Drawing conclusions from annual data is further complicated when companies make awards every five years. That was how Tim Steiner at Ocado (OCDO) received £58.7m in 2019 after receiving a twentieth of that in previous years (this was discussed in 'Ocado: Rollercoaster to riches', IC, 20 August 2020). It also explains why Dave Jenkinson at Persimmon (PSN) was reported to have received £39.0m in 2018, but £673,000 in 2019. And why Simon Peckham at Melrose Industries (MRO) received £42.8m in 2017, but £976,000 in 2019. 


Pay inequality within the FTSE 100

This time difference can make it misleading to assume that the amounts received in 2019 necessarily reflect trends in pay awards made in 2020 since much of this data will be tied to decisions taken two or three years ago.

Another common misconception is that high pay is evenly distributed. In fact, it’s just the opposite. There are massive differences: in 2019, the 10 highest-paid FTSE 100 chief executives received almost 20 times as much as the 10 lowest. The executive who received the 20th largest amount (Jess Staley at Barclays (BARC)) received £6m, three times as much as the executive ranked 80th (Chris Grigg at British Land (BLND)). And the bottom eight each received less than £1m.

Year-to-year comparisons of the amounts received by individuals are hampered by changes of incumbent and the constituents of the FTSE 100. Within the 58 companies that, over the past three years, have remained in the FTSE 100 and have retained the same chief executive, only eight have received amounts that have varied by less than 10 per cent from the year before. Pay for the other 50 fluctuated more, which is what you’d expect for pay linked to performance.


Downward pressures

Prior to the pandemic, there was some evidence that chief executive pay was beginning to head slightly downwards. Excluding the big fluctuations in Ocado and Persimmon, the data suggests that about half the chief executives each received on average £1.89m less in 2019 than in 2018, while the average for the other half was £1.06m more. The gap between executive and employee pay looks to be narrowing slightly, although it remains large, with the median at about 69:1, based on CIPD calculations. 

The impact of shutting down swathes of the economy appears to have accelerated this trend. Deloitte says that more than half of FTSE 100 companies responded by announcing pay cuts, typically in the form of a 20 per cent cut to salaries, although many were temporary. Longer lasting cuts would increase the proportion of total remuneration that chief executives receive as shares, which makes their ultimate pay more uncertain for them. In the current climate, they might well fear that they’ll lose value over time. Sentiment is against them. Already, whenever share prices go up during the performance periods of share awards, the gains are reported as pay, which for some, reinforces the perceived sense of social inequality. According to Stephen Cahill, a vice chairman at Deloitte: “Many remuneration committees face a tough year ahead and will be expected to use judgement and discretion to ensure that executive pay reflects the wider investor and workforce experience.

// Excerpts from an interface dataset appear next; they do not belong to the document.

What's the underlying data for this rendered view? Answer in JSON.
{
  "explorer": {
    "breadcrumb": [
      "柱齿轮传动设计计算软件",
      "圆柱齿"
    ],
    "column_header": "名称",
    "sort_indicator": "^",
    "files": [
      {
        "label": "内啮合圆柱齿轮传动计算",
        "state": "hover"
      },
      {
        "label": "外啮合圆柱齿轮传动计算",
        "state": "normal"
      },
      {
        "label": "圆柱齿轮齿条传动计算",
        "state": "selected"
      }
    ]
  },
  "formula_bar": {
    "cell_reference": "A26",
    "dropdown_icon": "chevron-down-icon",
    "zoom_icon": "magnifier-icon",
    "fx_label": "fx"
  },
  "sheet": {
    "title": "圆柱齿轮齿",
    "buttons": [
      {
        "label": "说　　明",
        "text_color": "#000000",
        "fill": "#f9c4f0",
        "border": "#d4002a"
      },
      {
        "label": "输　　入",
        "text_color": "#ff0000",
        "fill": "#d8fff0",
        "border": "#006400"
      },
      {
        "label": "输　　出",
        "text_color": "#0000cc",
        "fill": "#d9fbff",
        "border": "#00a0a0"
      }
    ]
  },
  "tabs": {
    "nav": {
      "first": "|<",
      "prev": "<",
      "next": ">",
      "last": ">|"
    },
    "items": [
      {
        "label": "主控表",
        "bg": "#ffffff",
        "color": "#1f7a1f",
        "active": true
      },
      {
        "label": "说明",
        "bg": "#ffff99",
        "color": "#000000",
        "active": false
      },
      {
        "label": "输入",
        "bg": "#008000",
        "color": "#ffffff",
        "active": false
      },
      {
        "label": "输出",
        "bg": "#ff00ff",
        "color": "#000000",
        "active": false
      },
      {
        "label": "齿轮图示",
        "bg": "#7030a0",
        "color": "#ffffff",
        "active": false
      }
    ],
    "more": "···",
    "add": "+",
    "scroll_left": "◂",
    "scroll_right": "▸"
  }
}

A careful balance is needed to attract and incentivise the leadership required to drive UK business recovery in the context of a growing focus on building back a fairer society.”     

So while it’s true that the Autonomy survey was simplistic and begs a number of questions, it should not be ignored. It is not alone in overlooking the part that tax already plays in making pay less unequal, and it illustrates a widespread reaction to growing inequalities and social divisions caused by government responses to the pandemic. Surveys like this reflect broader perceptions about corporate excesses as the failure to level up from the bottom increases pressure to squeeze down from the top.